[Brief]
What lines of the data below hold "Προϊόντος"? Show them.

BEGIN Material shown

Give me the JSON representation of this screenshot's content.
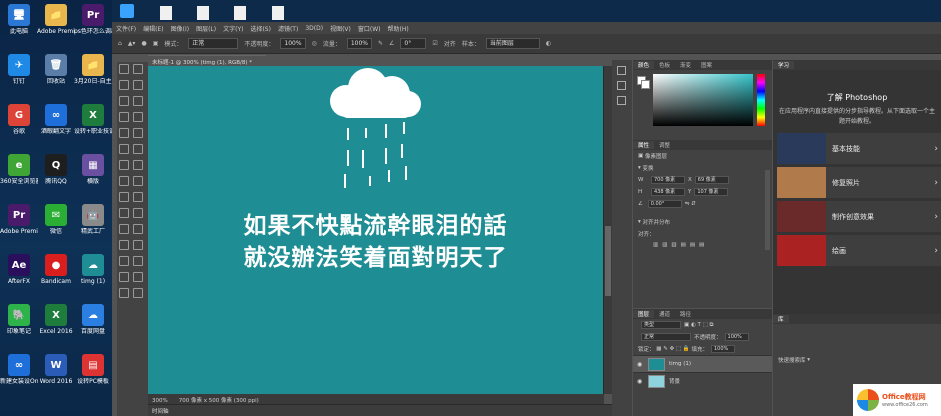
{
  "desktop": {
    "icons": [
      {
        "label": "此电脑",
        "color": "#2b78d4",
        "glyph": "🖥"
      },
      {
        "label": "Adobe Premier...",
        "color": "#e8b64c",
        "glyph": "📁"
      },
      {
        "label": "ps色环怎么调出来2",
        "color": "#4a1a6b",
        "glyph": "Pr"
      },
      {
        "label": "钉钉",
        "color": "#1e8ae6",
        "glyph": "✈"
      },
      {
        "label": "回收站",
        "color": "#5a7ea8",
        "glyph": "🗑"
      },
      {
        "label": "3月20日-自主词包第7...",
        "color": "#e8b64c",
        "glyph": "📁"
      },
      {
        "label": "谷歌",
        "color": "#db4437",
        "glyph": "G"
      },
      {
        "label": "酒眼翻文字",
        "color": "#1e6fd9",
        "glyph": "∞"
      },
      {
        "label": "设转+职业技训+第4批...",
        "color": "#1e7d3c",
        "glyph": "X"
      },
      {
        "label": "360安全浏览器",
        "color": "#3fa535",
        "glyph": "e"
      },
      {
        "label": "腾讯QQ",
        "color": "#1e1e1e",
        "glyph": "Q"
      },
      {
        "label": "横版",
        "color": "#6b4fa0",
        "glyph": "▦"
      },
      {
        "label": "Adobe Premie...",
        "color": "#4a1a6b",
        "glyph": "Pr"
      },
      {
        "label": "微信",
        "color": "#2aae34",
        "glyph": "✉"
      },
      {
        "label": "精武工厂",
        "color": "#8a8a8a",
        "glyph": "🤖"
      },
      {
        "label": "AfterFX",
        "color": "#2a0f5c",
        "glyph": "Ae"
      },
      {
        "label": "Bandicam",
        "color": "#d91e1e",
        "glyph": "●"
      },
      {
        "label": "timg (1)",
        "color": "#1f8d94",
        "glyph": "☁"
      },
      {
        "label": "印象笔记",
        "color": "#2db34a",
        "glyph": "🐘"
      },
      {
        "label": "Excel 2016",
        "color": "#1e7d3c",
        "glyph": "X"
      },
      {
        "label": "百度网盘",
        "color": "#2a7fe0",
        "glyph": "☁"
      },
      {
        "label": "新建女装设Online",
        "color": "#1e6fd9",
        "glyph": "∞"
      },
      {
        "label": "Word 2016",
        "color": "#2b5cb8",
        "glyph": "W"
      },
      {
        "label": "设转PC模板",
        "color": "#d33",
        "glyph": "▤"
      }
    ]
  },
  "menu": [
    "文件(F)",
    "编辑(E)",
    "图像(I)",
    "图层(L)",
    "文字(Y)",
    "选择(S)",
    "滤镜(T)",
    "3D(D)",
    "视图(V)",
    "窗口(W)",
    "帮助(H)"
  ],
  "options": {
    "mode_label": "模式：",
    "mode": "正常",
    "opacity_label": "不透明度：",
    "opacity": "100%",
    "flow_label": "流量：",
    "flow": "100%",
    "angle": "0°",
    "align_label": "对齐",
    "sample_label": "样本：",
    "sample": "当前图层"
  },
  "document": {
    "tab": "未标题-1 @ 300% (timg (1), RGB/8) *",
    "caption_line1": "如果不快點流幹眼泪的話",
    "caption_line2": "就没辦法笑着面對明天了",
    "status": "300%　　700 像素 x 500 像素 (300 ppi)",
    "timeline": "时间轴"
  },
  "color_panel": {
    "tabs": [
      "颜色",
      "色板",
      "渐变",
      "图案"
    ],
    "accent": "#36c6cc"
  },
  "properties": {
    "tabs": [
      "属性",
      "调整"
    ],
    "kind": "像素图层",
    "transform_label": "变换",
    "w_label": "W",
    "w": "700 像素",
    "x_label": "X",
    "x": "69 像素",
    "h_label": "H",
    "h": "438 像素",
    "y_label": "Y",
    "y": "107 像素",
    "angle": "0.00°",
    "align_label": "对齐并分布",
    "align_sub": "对齐："
  },
  "layers": {
    "tabs": [
      "图层",
      "通道",
      "路径"
    ],
    "filter_label": "类型",
    "blend": "正常",
    "opacity_label": "不透明度：",
    "opacity": "100%",
    "lock_label": "锁定：",
    "fill_label": "填充：",
    "fill": "100%",
    "items": [
      {
        "name": "timg (1)",
        "thumb": "#1f8d94"
      },
      {
        "name": "背景",
        "thumb": "#8fd3de"
      }
    ]
  },
  "learn": {
    "tab": "学习",
    "title": "了解 Photoshop",
    "desc": "在应用程序内直接提供的分步指导教程。从下面选取一个主题开始教程。",
    "lessons": [
      {
        "label": "基本技能",
        "color": "#2a3a5a"
      },
      {
        "label": "修复照片",
        "color": "#b07a4a"
      },
      {
        "label": "制作创意效果",
        "color": "#6a2a2a"
      },
      {
        "label": "绘画",
        "color": "#a22"
      }
    ]
  },
  "library": {
    "tab": "库",
    "search": "快速搜索库"
  },
  "watermark": {
    "title": "Office教程网",
    "url": "www.office26.com"
  }
}
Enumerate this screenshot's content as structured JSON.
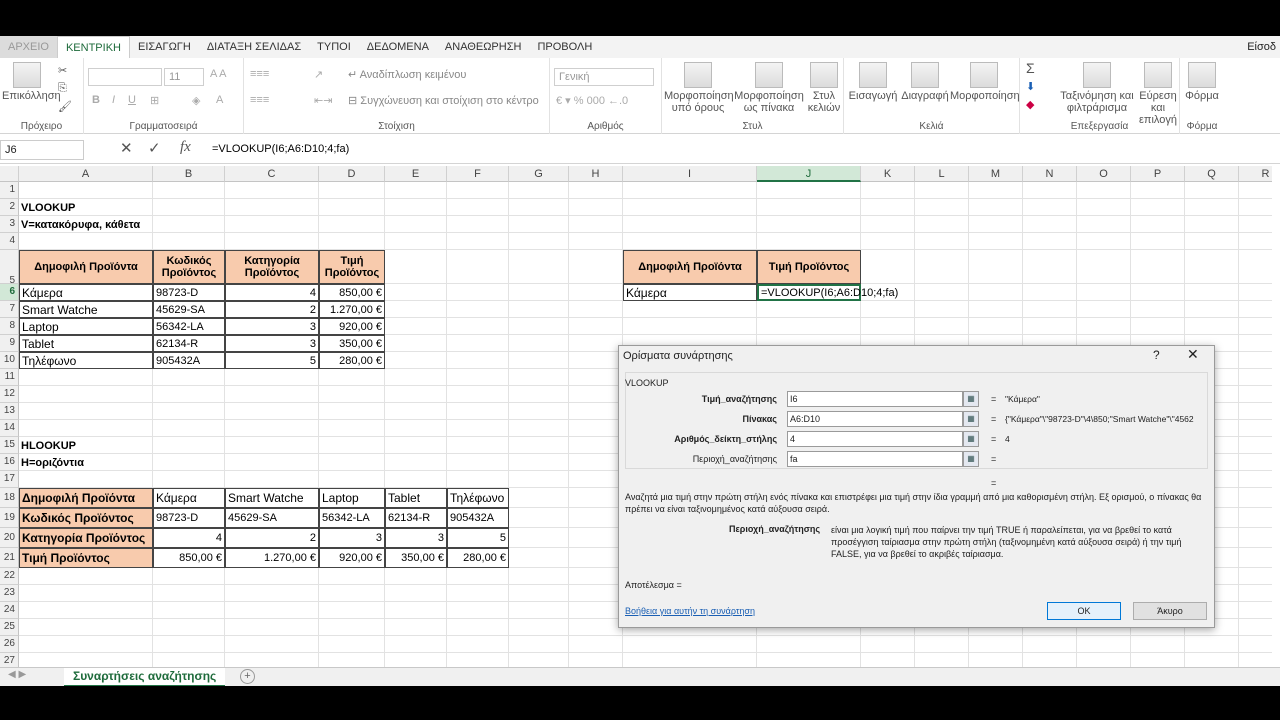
{
  "tabs": [
    "ΑΡΧΕΙΟ",
    "ΚΕΝΤΡΙΚΗ",
    "ΕΙΣΑΓΩΓΗ",
    "ΔΙΑΤΑΞΗ ΣΕΛΙΔΑΣ",
    "ΤΥΠΟΙ",
    "ΔΕΔΟΜΕΝΑ",
    "ΑΝΑΘΕΩΡΗΣΗ",
    "ΠΡΟΒΟΛΗ"
  ],
  "signin": "Είσοδ",
  "ribbon": {
    "paste": "Επικόλληση",
    "clipboard": "Πρόχειρο",
    "font_size": "11",
    "font_group": "Γραμματοσειρά",
    "wrap": "Αναδίπλωση κειμένου",
    "merge": "Συγχώνευση και στοίχιση στο κέντρο",
    "align_group": "Στοίχιση",
    "number_format": "Γενική",
    "number_group": "Αριθμός",
    "cond_format": "Μορφοποίηση υπό όρους",
    "format_table": "Μορφοποίηση ως πίνακα",
    "cell_styles": "Στυλ κελιών",
    "styles_group": "Στυλ",
    "insert": "Εισαγωγή",
    "delete": "Διαγραφή",
    "format": "Μορφοποίηση",
    "cells_group": "Κελιά",
    "sort": "Ταξινόμηση και φιλτράρισμα",
    "find": "Εύρεση και επιλογή",
    "editing_group": "Επεξεργασία",
    "form": "Φόρμα",
    "form_group": "Φόρμα"
  },
  "formula_bar": {
    "name_box": "J6",
    "formula": "=VLOOKUP(I6;A6:D10;4;fa)"
  },
  "columns": [
    "A",
    "B",
    "C",
    "D",
    "E",
    "F",
    "G",
    "H",
    "I",
    "J",
    "K",
    "L",
    "M",
    "N",
    "O",
    "P",
    "Q",
    "R"
  ],
  "rows": [
    "1",
    "2",
    "3",
    "4",
    "5",
    "6",
    "7",
    "8",
    "9",
    "10",
    "11",
    "12",
    "13",
    "14",
    "15",
    "16",
    "17",
    "18",
    "19",
    "20",
    "21",
    "22",
    "23",
    "24",
    "25",
    "26",
    "27"
  ],
  "sheet": {
    "title_vlookup": "VLOOKUP",
    "v_desc": "V=κατακόρυφα, κάθετα",
    "table1_headers": [
      "Δημοφιλή Προϊόντα",
      "Κωδικός Προϊόντος",
      "Κατηγορία Προϊόντος",
      "Τιμή Προϊόντος"
    ],
    "table1_rows": [
      [
        "Κάμερα",
        "98723-D",
        "4",
        "850,00 €"
      ],
      [
        "Smart Watche",
        "45629-SA",
        "2",
        "1.270,00 €"
      ],
      [
        "Laptop",
        "56342-LA",
        "3",
        "920,00 €"
      ],
      [
        "Tablet",
        "62134-R",
        "3",
        "350,00 €"
      ],
      [
        "Τηλέφωνο",
        "905432A",
        "5",
        "280,00 €"
      ]
    ],
    "lookup_headers": [
      "Δημοφιλή Προϊόντα",
      "Τιμή Προϊόντος"
    ],
    "lookup_value": "Κάμερα",
    "lookup_formula": "=VLOOKUP(I6;A6:D10;4;fa)",
    "title_hlookup": "HLOOKUP",
    "h_desc": "H=οριζόντια",
    "table2": [
      [
        "Δημοφιλή Προϊόντα",
        "Κάμερα",
        "Smart Watche",
        "Laptop",
        "Tablet",
        "Τηλέφωνο"
      ],
      [
        "Κωδικός Προϊόντος",
        "98723-D",
        "45629-SA",
        "56342-LA",
        "62134-R",
        "905432A"
      ],
      [
        "Κατηγορία Προϊόντος",
        "4",
        "2",
        "3",
        "3",
        "5"
      ],
      [
        "Τιμή Προϊόντος",
        "850,00 €",
        "1.270,00 €",
        "920,00 €",
        "350,00 €",
        "280,00 €"
      ]
    ]
  },
  "sheet_tab": "Συναρτήσεις αναζήτησης",
  "dialog": {
    "title": "Ορίσματα συνάρτησης",
    "help_glyph": "?",
    "close_glyph": "✕",
    "function_name": "VLOOKUP",
    "args": [
      {
        "label": "Τιμή_αναζήτησης",
        "value": "I6",
        "result": "\"Κάμερα\""
      },
      {
        "label": "Πίνακας",
        "value": "A6:D10",
        "result": "{\"Κάμερα\"\\\"98723-D\"\\4\\850;\"Smart Watche\"\\\"4562"
      },
      {
        "label": "Αριθμός_δείκτη_στήλης",
        "value": "4",
        "result": "4"
      },
      {
        "label": "Περιοχή_αναζήτησης",
        "value": "fa",
        "result": ""
      }
    ],
    "eq_sign": "=",
    "description": "Αναζητά μια τιμή στην πρώτη στήλη ενός πίνακα και επιστρέφει μια τιμή στην ίδια γραμμή από μια καθορισμένη στήλη. Εξ ορισμού, ο πίνακας θα πρέπει να είναι ταξινομημένος κατά αύξουσα σειρά.",
    "param_name": "Περιοχή_αναζήτησης",
    "param_desc": "είναι μια λογική τιμή που παίρνει την τιμή TRUE ή παραλείπεται, για να βρεθεί το κατά προσέγγιση ταίριασμα στην πρώτη στήλη (ταξινομημένη κατά αύξουσα σειρά) ή την τιμή FALSE, για να βρεθεί το ακριβές ταίριασμα.",
    "result_label": "Αποτέλεσμα =",
    "help_link": "Βοήθεια για αυτήν τη συνάρτηση",
    "ok": "OK",
    "cancel": "Άκυρο"
  }
}
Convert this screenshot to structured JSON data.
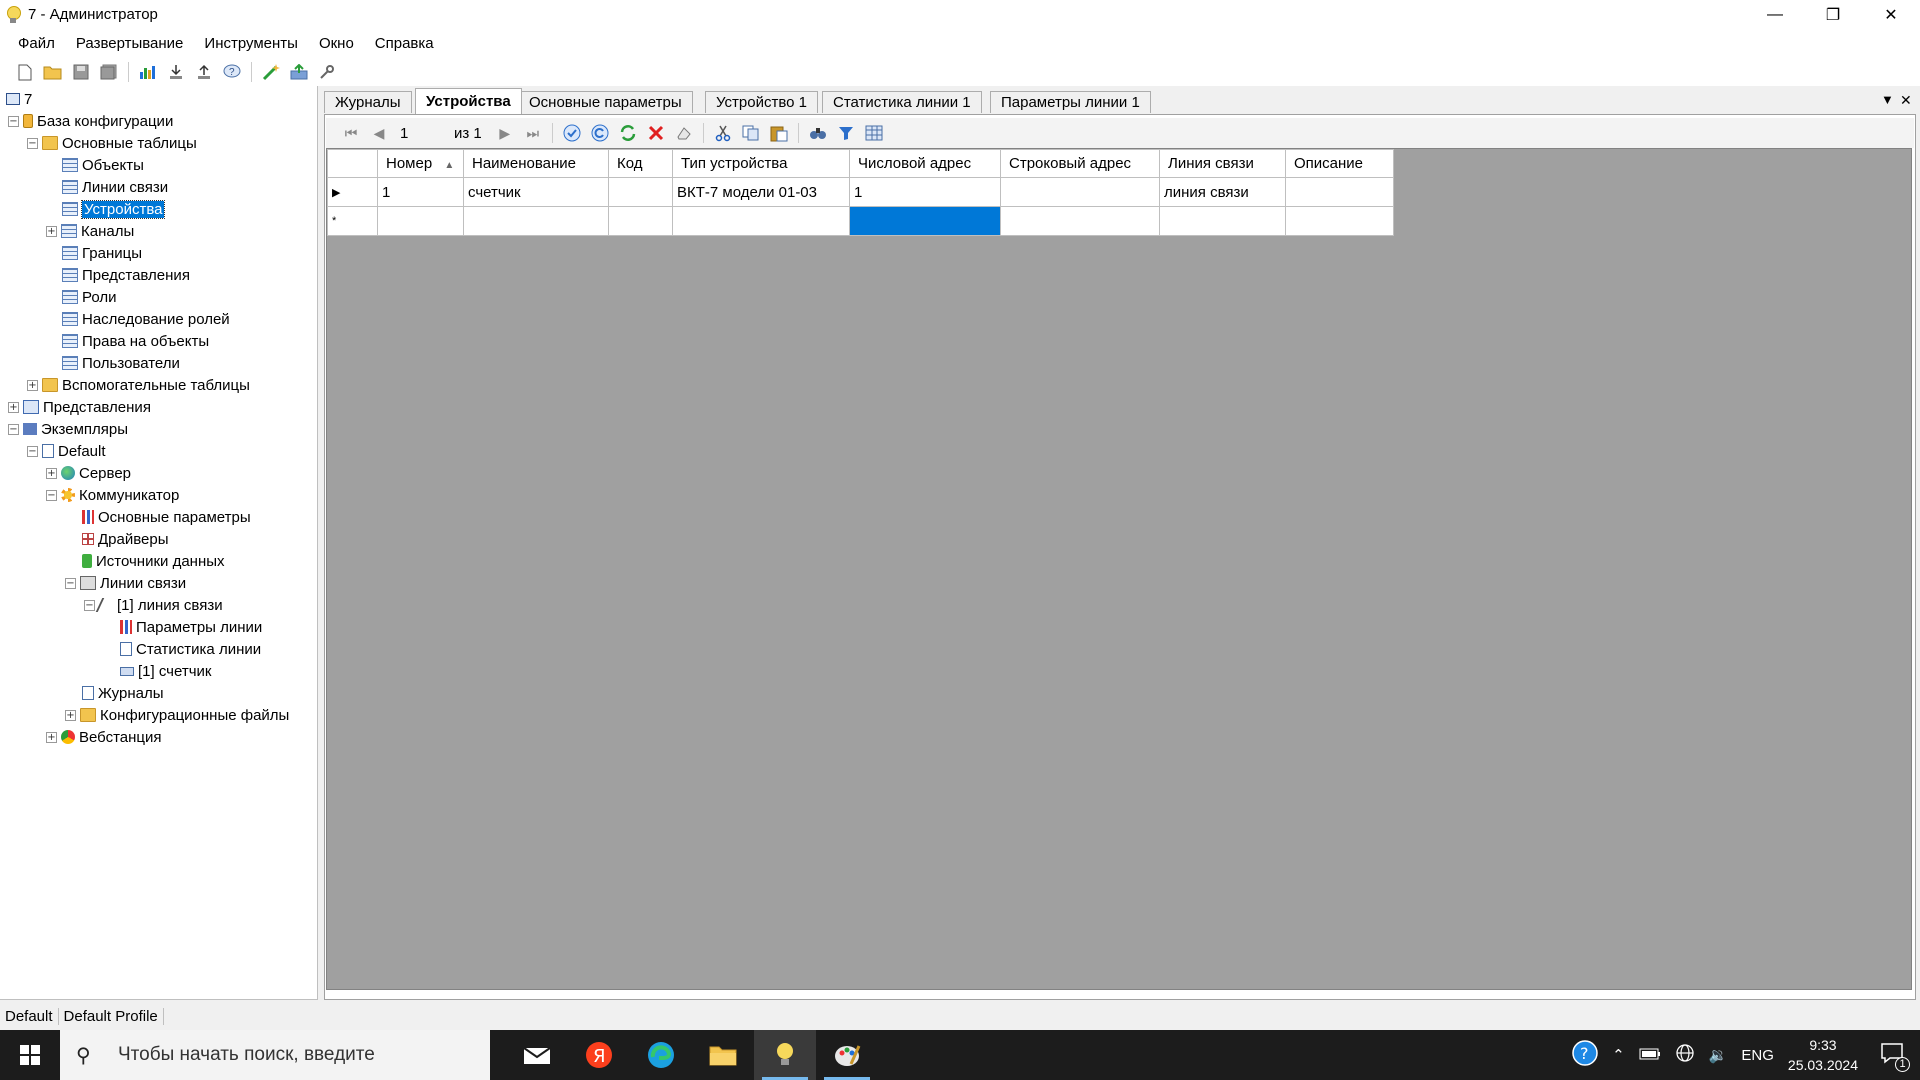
{
  "window": {
    "title": "7 - Администратор"
  },
  "menu": [
    "Файл",
    "Развертывание",
    "Инструменты",
    "Окно",
    "Справка"
  ],
  "tree": {
    "root": "7",
    "nodes": [
      {
        "label": "База конфигурации",
        "icon": "database-icon"
      },
      {
        "label": "Основные таблицы",
        "icon": "folder-open-icon"
      },
      {
        "label": "Объекты",
        "icon": "table-icon"
      },
      {
        "label": "Линии связи",
        "icon": "table-icon"
      },
      {
        "label": "Устройства",
        "icon": "table-icon"
      },
      {
        "label": "Каналы",
        "icon": "table-icon"
      },
      {
        "label": "Границы",
        "icon": "table-icon"
      },
      {
        "label": "Представления",
        "icon": "table-icon"
      },
      {
        "label": "Роли",
        "icon": "table-icon"
      },
      {
        "label": "Наследование ролей",
        "icon": "table-icon"
      },
      {
        "label": "Права на объекты",
        "icon": "table-icon"
      },
      {
        "label": "Пользователи",
        "icon": "table-icon"
      },
      {
        "label": "Вспомогательные таблицы",
        "icon": "folder-icon"
      },
      {
        "label": "Представления",
        "icon": "views-icon"
      },
      {
        "label": "Экземпляры",
        "icon": "instances-icon"
      },
      {
        "label": "Default",
        "icon": "instance-icon"
      },
      {
        "label": "Сервер",
        "icon": "server-icon"
      },
      {
        "label": "Коммуникатор",
        "icon": "communicator-icon"
      },
      {
        "label": "Основные параметры",
        "icon": "params-icon"
      },
      {
        "label": "Драйверы",
        "icon": "drivers-icon"
      },
      {
        "label": "Источники данных",
        "icon": "data-sources-icon"
      },
      {
        "label": "Линии связи",
        "icon": "comm-lines-icon"
      },
      {
        "label": "[1] линия связи",
        "icon": "comm-line-icon"
      },
      {
        "label": "Параметры линии",
        "icon": "params-icon"
      },
      {
        "label": "Статистика линии",
        "icon": "document-icon"
      },
      {
        "label": "[1] счетчик",
        "icon": "device-icon"
      },
      {
        "label": "Журналы",
        "icon": "document-icon"
      },
      {
        "label": "Конфигурационные файлы",
        "icon": "folder-icon"
      },
      {
        "label": "Вебстанция",
        "icon": "webstation-icon"
      }
    ]
  },
  "tabs": [
    "Журналы",
    "Устройства",
    "Основные параметры",
    "Устройство 1",
    "Статистика линии 1",
    "Параметры линии 1"
  ],
  "active_tab": "Устройства",
  "navigator": {
    "position": "1",
    "count_label": "из 1"
  },
  "grid": {
    "columns": [
      "Номер",
      "Наименование",
      "Код",
      "Тип устройства",
      "Числовой адрес",
      "Строковый адрес",
      "Линия связи",
      "Описание"
    ],
    "rows": [
      {
        "marker": "▶",
        "cells": [
          "1",
          "счетчик",
          "",
          "ВКТ-7 модели 01-03",
          "1",
          "",
          "линия связи",
          ""
        ]
      },
      {
        "marker": "*",
        "cells": [
          "",
          "",
          "",
          "",
          "",
          "",
          "",
          ""
        ]
      }
    ]
  },
  "status": {
    "instance": "Default",
    "profile": "Default Profile"
  },
  "taskbar": {
    "search_placeholder": "Чтобы начать поиск, введите",
    "lang": "ENG",
    "time": "9:33",
    "date": "25.03.2024",
    "notifications": "1"
  },
  "colors": {
    "selection": "#0078d7",
    "grid_background": "#a0a0a0",
    "taskbar": "#1c1c1c"
  }
}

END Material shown

[Solution to this task]
      "Κωδικός Προϊόντος",
      "Κατηγορία Προϊόντος",
      "Τιμή Προϊόντος"
      "Τιμή Προϊόντος"
        "Κωδικός Προϊόντος",
        "Κατηγορία Προϊόντος",
        "Τιμή Προϊόντος",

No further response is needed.